When divorced parents with joint legal custody disagree on decisions made in their child’s medical care, who gets the final say? A new case in Ocean County ended with a court order to exercise “parens patriae jurisdiction.” Find out what this means – and learn which parent was finally able to make a decision over whether their son should have surgery…
In the recent unpublished opinion of M.T. v. D. T., Judge Lawrence Jones of the Superior Court of Ocean County reviewed a situation where parents with joint legal child custody of a 16-year-old were unable to reach agreement regarding surgery for the child. The teenager was primarily living with his father when he suffered a sport-related injury to his arm and elbow. The father took the son to several medical appointments, and then, following medical advice, arranged for follow-up surgery. The mother was not consulted before the surgery was scheduled, and she objected when she learned about it. This ultimately led to a court appearance, cancellation of the initially scheduled surgery, and a second opinion from a surgeon of the mother’s choosing. Unfortunately, things did not clear up from there, as the mother then wanted the surgery to proceed, but with the surgeon she had chosen, rather than the surgeon chosen by the father. The father, however, insisted on rescheduling with the original surgeon.
Trapped in Legal Custody Gridlock
In spite of the fact that both surgeons were apparently completely competent and had recommended only slightly different procedures, the parents’ continuing lack of agreement led them back to court. As the judge noted, this did not serve the child’s best interests, as the indisputably necessary surgery was now simply not happening. The judge also pointed out that if the parents had operated as capable and reasonable joint custodians, before running to court they could have arranged a joint phone conference with each surgeon to try to alleviate their concerns and reach agreement. Instead, the father filed an emergency application and order to show cause requesting that he be granted full legal custody on the basis that the mother was delaying the child’s medical treatment.
In an effort to resolve the matter without interfering with the current child custody order, the judge asked the parties to arrange for their respective proposed surgeons to appear by telephone, explain their differences in approach, and answer questions. They did so, and the judge concluded from this medical testimony that the differences in recommended treatment were within the scope of valid professional discretion, with neither approach being objectively discernable as “right” or “wrong.” Nevertheless, the parents were still unable to agree. The court therefore went on to address the father’s request for full legal custody.
Parents Begin with Equal Decision-Making Rights
In his analysis, Judge Jones described the New Jersey policy favoring joint legal custody. In a usual case, he observed, under the New Jersey custody statute (N.J.S.A. 9:2-4), both parent’s begin with an equal right to make major decisions concerning a child’s health, education and welfare. Nevertheless, he pointed out, this arrangement is often not feasible, due to the unfortunate fact that many parents come out of acrimonious divorce proceedings with exactly the type of relationship that appeared to exist in this case. While both parents obviously loved their child, it was clear from their demeanor and body language that they neither trusted nor respected each other. The court then observed that while the statute allowed transfer of sole legal custody to either party, it also authorized “any other custody arrangement as the court may determine to be in the best interests of the child.” (N.J.S.A. 9:2-4(c).

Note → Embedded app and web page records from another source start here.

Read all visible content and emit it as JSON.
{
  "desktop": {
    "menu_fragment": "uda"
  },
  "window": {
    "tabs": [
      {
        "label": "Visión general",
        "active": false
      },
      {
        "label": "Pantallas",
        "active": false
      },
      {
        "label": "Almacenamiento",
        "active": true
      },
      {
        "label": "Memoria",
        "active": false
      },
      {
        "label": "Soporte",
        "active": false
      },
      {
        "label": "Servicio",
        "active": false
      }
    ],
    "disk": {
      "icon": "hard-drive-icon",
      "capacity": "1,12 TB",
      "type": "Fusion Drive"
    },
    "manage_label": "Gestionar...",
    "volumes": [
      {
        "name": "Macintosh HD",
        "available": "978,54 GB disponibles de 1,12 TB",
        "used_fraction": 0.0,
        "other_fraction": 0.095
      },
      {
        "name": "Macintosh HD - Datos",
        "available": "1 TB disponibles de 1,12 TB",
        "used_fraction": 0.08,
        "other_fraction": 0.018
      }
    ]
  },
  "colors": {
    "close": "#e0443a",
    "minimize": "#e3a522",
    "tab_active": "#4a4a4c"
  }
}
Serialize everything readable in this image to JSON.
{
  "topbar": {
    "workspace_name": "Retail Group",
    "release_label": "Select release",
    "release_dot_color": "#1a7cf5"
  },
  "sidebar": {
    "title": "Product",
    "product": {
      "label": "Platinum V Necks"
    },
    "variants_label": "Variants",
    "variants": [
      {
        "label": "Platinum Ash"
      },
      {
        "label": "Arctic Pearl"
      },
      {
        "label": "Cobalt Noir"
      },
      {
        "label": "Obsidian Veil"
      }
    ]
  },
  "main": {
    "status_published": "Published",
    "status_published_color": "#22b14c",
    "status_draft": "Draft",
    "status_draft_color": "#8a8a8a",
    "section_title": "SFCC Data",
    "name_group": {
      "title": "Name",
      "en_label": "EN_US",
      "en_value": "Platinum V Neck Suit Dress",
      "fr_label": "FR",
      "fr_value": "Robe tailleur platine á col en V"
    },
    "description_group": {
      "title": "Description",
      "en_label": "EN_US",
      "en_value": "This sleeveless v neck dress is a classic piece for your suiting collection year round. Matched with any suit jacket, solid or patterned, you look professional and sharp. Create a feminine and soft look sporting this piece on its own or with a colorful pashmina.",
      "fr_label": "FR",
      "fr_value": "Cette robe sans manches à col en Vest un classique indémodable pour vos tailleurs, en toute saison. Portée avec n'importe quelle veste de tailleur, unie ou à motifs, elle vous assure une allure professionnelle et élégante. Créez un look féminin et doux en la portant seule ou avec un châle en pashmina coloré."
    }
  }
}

The Risks of Unsuccessful Joint Legal Child Custody
Before rendering a final decision, Judge Jones spent a great deal of time discussing the importance of parents being able to work together in joint legal custody situations. If they cannot do this, he observed, there is a risk that many child-related professionals—not just surgeons, but also dentists, teachers, tutors, coaches, and even baby sitters—who are simply trying to do their jobs and provide children with important services, will somehow end up in the middle of litigation between divorced parents in family court. It is hardly in a child’s “best interests,” he noted, to let warring joint custodians scare off valuable professionals who find that the whole family dynamic is too troublesome and aggravating.
A Warning and a Temporary Solution
The court’s long analysis was clearly intended to caution both parents in this case that unless they could improve their abilities to cooperate as custodians for the good of their child, either of them would be at risk of losing their decision-making rights. For the purposes of allowing resolution of the present situation, however, the judge chose to exercise “parens patriae jurisdiction” and craft his own hybrid child custody order. He granted the father temporary legal authority over the child’s immediate medical and surgical needs relative to his arm and elbow injury, leaving joint legal custody otherwise intact.
The clear take-away for parents with joint legal custody? Stop and think before running to court. Medical decisions that have the potential to impact a child’s life in a major way are often difficult, sometimes heart-wrenchingly so. Nevertheless, in most cases, your child’s interests will be best served by a spirit of openness and cooperation—and parents who are unable to cooperate with one another risk losing their option to do so.
Do you have questions about joint legal custody, or which custody arrangement best meets your family’s needs? We can help. Please contact us today to schedule your free attorney consultation.